Sample slide: Introducing the std::string class

If you want to learn modern C++ from scratch, in a fun and interesting way, with engaging slides and demo code, please check out my course!

Is Your “C++11 from Scratch” Course Still Valid Today? Yes, Absolutely!

I’m very proud of my “C++11 from Scratch” course published by Pluralsight.

We are in 2018, and there have been C++14 and C++17 in the meantime. So, a legit question is: “Does it make sense for me to watch your C++11 course today for a beginner-oriented introduction to C++?” And the answer is a BIG STRONG YES! 😊

In fact, in that course you will learn modern C++ topics that are valid in both C++11, and also in next versions of the language.
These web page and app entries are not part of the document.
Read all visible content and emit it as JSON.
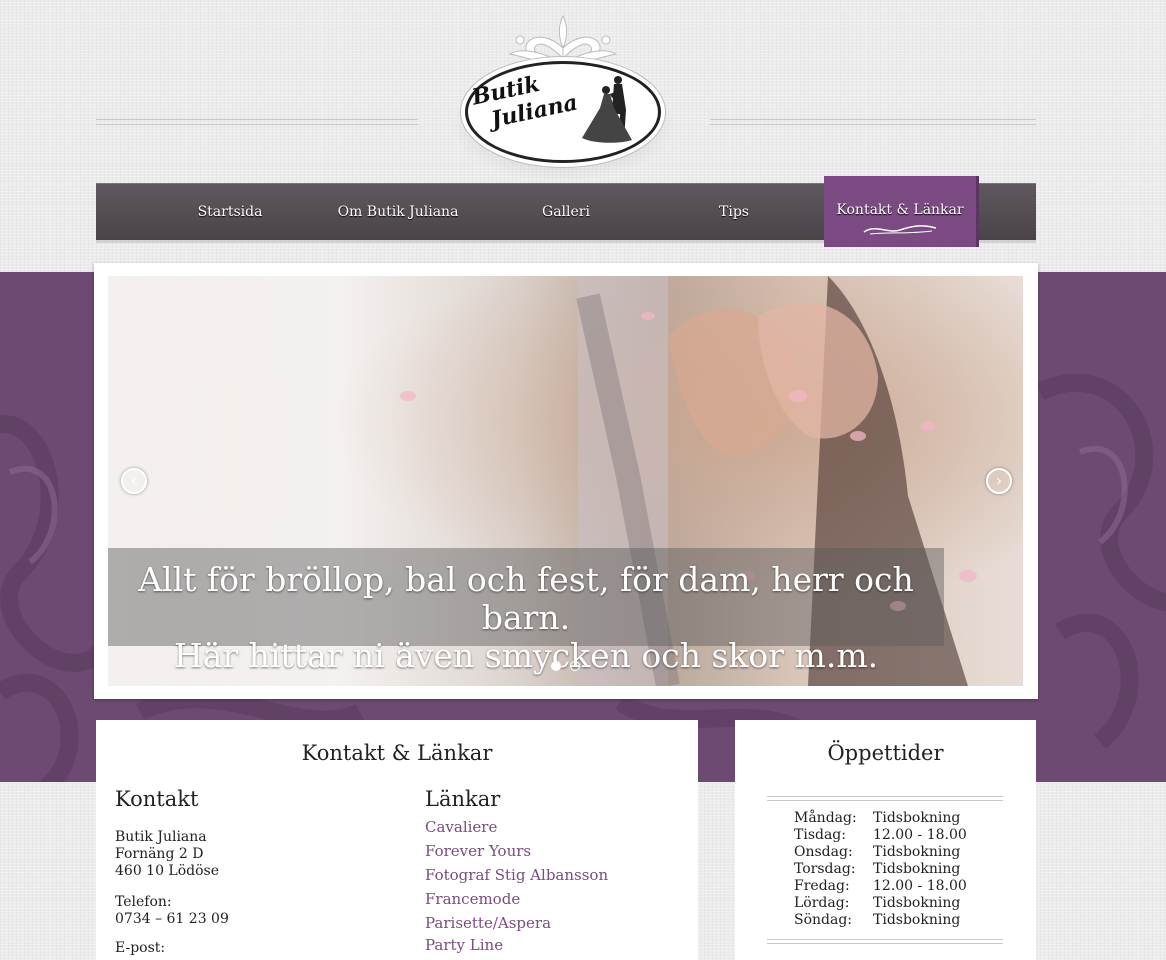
{
  "logo": {
    "line1": "Butik",
    "line2": "Juliana"
  },
  "nav": {
    "items": [
      "Startsida",
      "Om Butik Juliana",
      "Galleri",
      "Tips"
    ],
    "active": "Kontakt & Länkar"
  },
  "slider": {
    "caption_line1": "Allt för bröllop, bal och fest, för dam, herr och barn.",
    "caption_line2": "Här hittar ni även smycken och skor m.m.",
    "prev_icon": "chevron-left-icon",
    "next_icon": "chevron-right-icon",
    "dots": 2,
    "active_dot": 1
  },
  "contact_panel": {
    "title": "Kontakt & Länkar",
    "kontakt_heading": "Kontakt",
    "address": [
      "Butik Juliana",
      "Fornäng 2 D",
      "460 10 Lödöse"
    ],
    "phone_label": "Telefon:",
    "phone": "0734 – 61 23 09",
    "partial_label": "E-post:",
    "links_heading": "Länkar",
    "links": [
      "Cavaliere",
      "Forever Yours",
      "Fotograf Stig Albansson",
      "Francemode",
      "Parisette/Aspera",
      "Party Line"
    ]
  },
  "hours_panel": {
    "title": "Öppettider",
    "rows": [
      {
        "day": "Måndag:",
        "time": "Tidsbokning"
      },
      {
        "day": "Tisdag:",
        "time": "12.00 - 18.00"
      },
      {
        "day": "Onsdag:",
        "time": "Tidsbokning"
      },
      {
        "day": "Torsdag:",
        "time": "Tidsbokning"
      },
      {
        "day": "Fredag:",
        "time": "12.00 - 18.00"
      },
      {
        "day": "Lördag:",
        "time": "Tidsbokning"
      },
      {
        "day": "Söndag:",
        "time": "Tidsbokning"
      }
    ]
  },
  "colors": {
    "accent": "#7b4a83",
    "nav_bg": "#544e53",
    "band": "#6d4a72"
  }
}
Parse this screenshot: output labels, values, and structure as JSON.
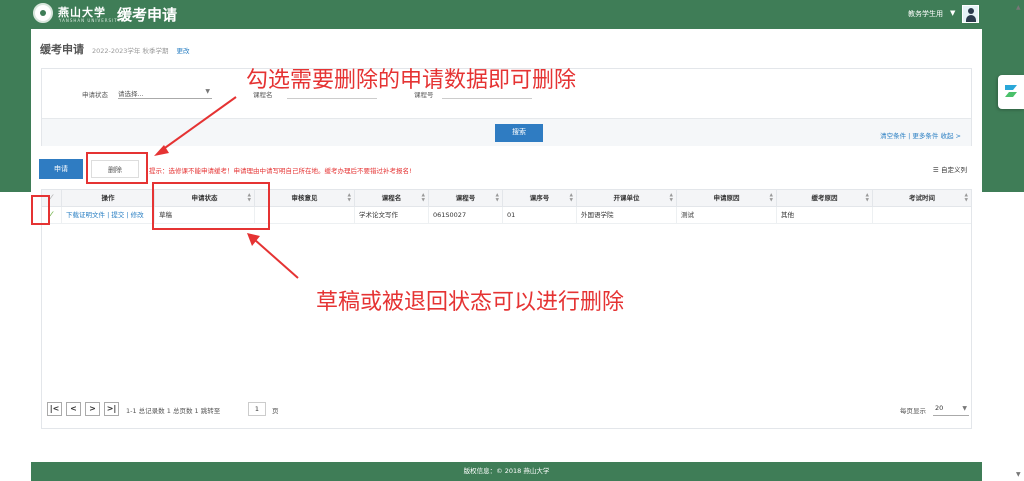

For example, what you will learn about the parameter passing rules, like passing by reference vs. passing by value, is perfectly valid in C++11, C++14, and C++17 as well.

Moreover, the practical introductions I gave to standard library’s classes like std::string, or std::vector, and to the std::sort algorithm, just to name a few, are totally valid also in C++14 and C++17.

Similarly, my discussions on defining custom types, constructors, destructor, the RAII pattern and the scope-based lifetime of objects are still valid in C++14 and C++17, as well.

Maybe a better title for that course would be “Modern C++ from Scratch”. Anyway, the content is already there, available for an enjoyable learning experience, with a mix of slides containing interesting visuals, and demo code.

Sample slide: Introducing the std::string class
Sample slide: Introducing the std::string class

And, if you are already familiar with C++11, you may enjoy my follow-up course on “Practical C++14 and C++17 Features”.

Happy learning!

 

ATL::CStringW vs. std::wstring Performance: String Sorting and Comparisons

According to previous measurements, std::wstring performs better than ATL::CStringW:

  1. in all string concatenation tests
  2. when sorting string vectors that are made by small strings, thanks to std::basic_string’s SSO

So, I focused my attention on the string vector sorting scenario, and it seems to me that (at least in the VS2015 implementation), the slowdown of (non-SSO) wstrings is caused by wmemcmp calls, that are used to compare wstrings when sorting the string vectors. On the other hand, CStringW invokes wcscmp, that seems to run faster.

In fact, invoking std::sort with a custom comparator function that calls wcscmp to compare the C-style pointers returned by wstring::c_str, results in faster vector<wstring> sorting times. So, in this case wstring sorting performs better than CStringW even for non-SSO strings.

However, as Stephan T. Lavavej pointed out, std::basic_string supports embedded nulls, so wstring cannot use wcscmp (that works only for C-style null-terminated strings, without embedded nulls).

 

String Performance Tests: ATL vs. STL

I wrote some C++ code to test the performance of the ATL CStringW class vs. the C++ Standard Library’s std::wstring.

There are several aspects that can be considered when comparing string class performance: In the aforementioned code, I tested string vector sorting and string concatenation.

The code is available in this repository on GitHub.

You can take a look at the README for further details (including my test results).